Naga Sadhus are a prominent and revered sect of Hindu ascetics in India. They are known for their distinct appearance, which includes being naked or wearing minimal clothing, covering their bodies with ash, and often having matted hair. Naga Sadhus are deeply connected to Lord Shiva and are associated with the Shaivite tradition.
These ascetics renounce worldly attachments and dedicate their lives to spiritual pursuits. They follow a rigorous path to attain Moksha, which is liberation from the cycle of birth and death. The primary objective of Naga Sadhus is to achieve self-realization and union with the divine.
The path they follow to attain Moksha involves various spiritual practices and disciplines:
Renunciation: Naga Sadhus renounce all material possessions, including clothing, and live a life of complete detachment from worldly desires. By letting go of material attachments, they aim to purify their minds and focus solely on spiritual growth.
Austerities: They engage in intense austerities and penances to discipline their bodies and minds. Austerities may include fasting, meditation, long periods of silence, and enduring harsh weather conditions.
Yoga and Meditation: Naga Sadhus devote significant time to practicing yoga and meditation. Through these practices, they seek to attain control over their senses and gain higher levels of consciousness.
Pilgrimage: Naga Sadhus are known to undertake extensive pilgrimages to sacred places and holy rivers, such as the Kumbh Mela. These pilgrimages are seen as a means of purifying the soul and seeking blessings from the divine.

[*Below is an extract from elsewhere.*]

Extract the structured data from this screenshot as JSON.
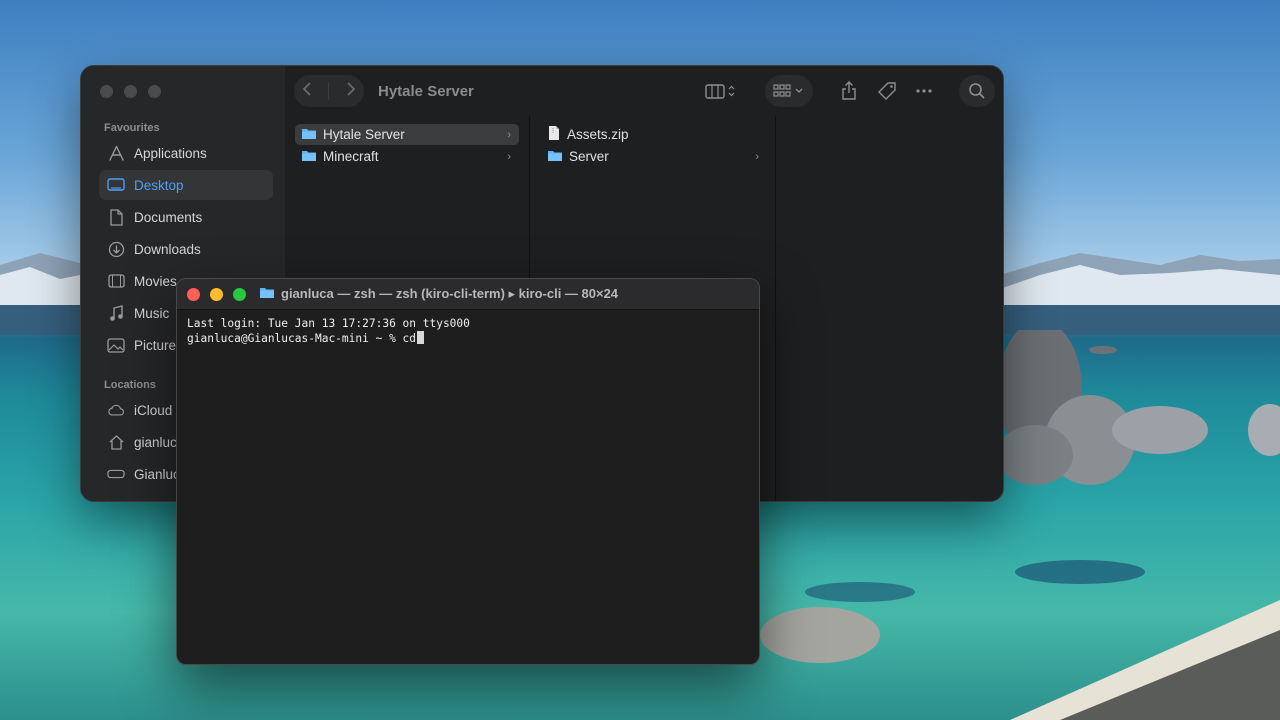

Service to Humanity: Despite their austere lifestyle, Naga Sadhus are also engaged in service to humanity. They often provide spiritual guidance to seekers, perform religious rituals, and participate in social welfare activities.
Reverence for Nature: Naga Sadhus have deep reverence for nature and the environment. They believe in the interconnectedness of all living beings and strive to live in harmony with nature.
It's important to note that the path of Naga Sadhus may seem unconventional to some, but it is deeply rooted in ancient spiritual traditions of India. Their lifestyle and practices are shaped by centuries-old beliefs and customs. To understand the essence of Naga Sadhus, one must approach them with respect and an open mind, appreciating their spiritual journey and commitment to attaining Moksha.